The online gaming industry has undergone a remarkable transformation over the past few decades, driven by technological advancements, rising internet connectivity, and evolving consumer preferences. This evolution has also brought about significant changes in the way online games are monetized. In this blog post, we will delve into the fascinating journey of online gaming monetization models, exploring how they have evolved from the traditional pay-to-play model to the diverse landscape of monetization strategies we see today.
The Early Days of Online Gaming: Pay-to-Play
In the early days of online gaming tambang888 alternatif, the dominant monetization model was pay-to-play. This model required players to purchase the game upfront, either in a physical form or through digital distribution platforms. This upfront cost ensured that developers received revenue directly from players, providing them with the financial resources to create and maintain their games. However, this model also presented a barrier to entry, potentially limiting the number of players who could access the game.
The Rise of Massively Multiplayer Online Games (MMOs) and the Subscription Model
The emergence of massively multiplayer online games (MMOs) in the late 1990s marked a significant shift in online gaming monetization. MMOs, such as EverQuest and World of Warcraft, offered persistent, expansive worlds with a large community of players. To support these ambitious projects and maintain the vast game servers, developers adopted the subscription model. This model required players to pay a monthly fee to access the game, providing developers with a steady stream of recurring revenue.
The Free-to-Play Revolution
The rise of the internet and the widespread adoption of smartphones and mobile devices paved the way for a new era of online gaming: free-to-play (F2P). This model eliminated the upfront cost barrier, allowing players to download and play games for free. Instead of relying on direct upfront payments, F2P games generate revenue through various in-game monetization strategies.
Microtransactions and In-App Purchases
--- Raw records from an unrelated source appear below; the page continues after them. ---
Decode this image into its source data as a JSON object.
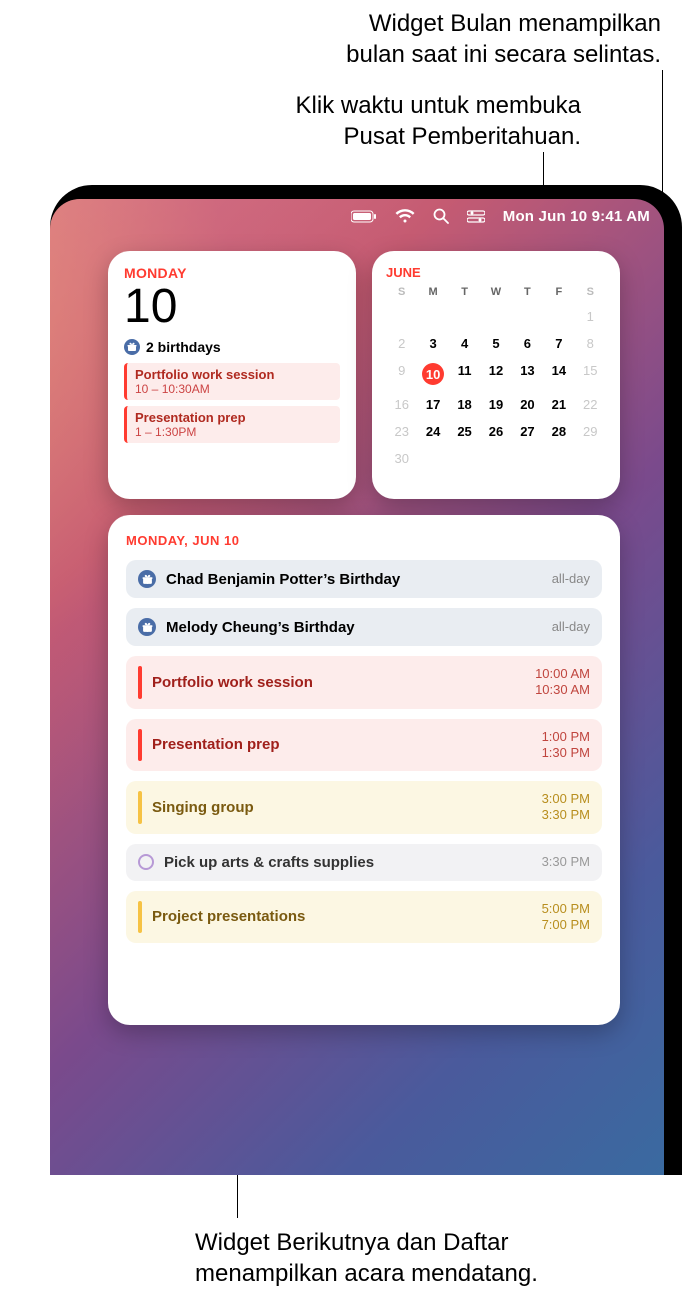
{
  "callouts": {
    "top1": "Widget Bulan menampilkan\nbulan saat ini secara selintas.",
    "top2": "Klik waktu untuk membuka\nPusat Pemberitahuan.",
    "bottom": "Widget Berikutnya dan Daftar\nmenampilkan acara mendatang."
  },
  "menubar": {
    "clock": "Mon Jun 10  9:41 AM"
  },
  "today_widget": {
    "dayname": "MONDAY",
    "daynum": "10",
    "birthdays_label": "2 birthdays",
    "events": [
      {
        "title": "Portfolio work session",
        "time": "10 – 10:30AM"
      },
      {
        "title": "Presentation prep",
        "time": "1 – 1:30PM"
      }
    ]
  },
  "month_widget": {
    "month": "JUNE",
    "dow": [
      "S",
      "M",
      "T",
      "W",
      "T",
      "F",
      "S"
    ],
    "weeks": [
      [
        "",
        "",
        "",
        "",
        "",
        "",
        "1"
      ],
      [
        "2",
        "3",
        "4",
        "5",
        "6",
        "7",
        "8"
      ],
      [
        "9",
        "10",
        "11",
        "12",
        "13",
        "14",
        "15"
      ],
      [
        "16",
        "17",
        "18",
        "19",
        "20",
        "21",
        "22"
      ],
      [
        "23",
        "24",
        "25",
        "26",
        "27",
        "28",
        "29"
      ],
      [
        "30",
        "",
        "",
        "",
        "",
        "",
        ""
      ]
    ],
    "today": "10",
    "weekend_cols": [
      0,
      6
    ]
  },
  "list_widget": {
    "date": "MONDAY, JUN 10",
    "events": [
      {
        "kind": "birthday",
        "title": "Chad Benjamin Potter’s Birthday",
        "time": "all-day"
      },
      {
        "kind": "birthday",
        "title": "Melody Cheung’s Birthday",
        "time": "all-day"
      },
      {
        "kind": "red",
        "title": "Portfolio work session",
        "start": "10:00 AM",
        "end": "10:30 AM"
      },
      {
        "kind": "red",
        "title": "Presentation prep",
        "start": "1:00 PM",
        "end": "1:30 PM"
      },
      {
        "kind": "yellow",
        "title": "Singing group",
        "start": "3:00 PM",
        "end": "3:30 PM"
      },
      {
        "kind": "task",
        "title": "Pick up arts & crafts supplies",
        "time": "3:30 PM"
      },
      {
        "kind": "yellow",
        "title": "Project presentations",
        "start": "5:00 PM",
        "end": "7:00 PM"
      }
    ]
  }
}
Microtransactions, small in-game purchases that typically range from a few cents to a few dollars, have become a staple of F2P games. These microtransactions can be used to purchase various in-game items, such as virtual currency, power-ups, cosmetic customizations, and access to exclusive content. While microtransactions can provide players with an advantage or enhance their gaming experience, they are not essential to progress through the game.
Loot Boxes and Gambling-like Mechanics
Loot boxes have emerged as a controversial monetization strategy in some F2P games. These virtual containers, often purchased with real money, contain random items of varying value. The element of chance involved in loot boxes has drawn criticism for its resemblance to gambling, raising concerns about potential player exploitation.
Season Passes and Battle Passes
Season passes or battle passes are a popular monetization strategy in F2P games, offering players a structured progression system with rewards tied to completing challenges or reaching specific milestones. These passes typically have a time limit, encouraging players to engage regularly to earn all the rewards.
The Future of Online Gaming Monetization
The online gaming industry continues to evolve, and so do the monetization models that support it. Developers are constantly experimenting with new strategies to balance generating revenue with maintaining a fair and engaging gaming experience for players. As technology advances and consumer preferences shift, we can expect to see even more innovative monetization models emerge in the years to come.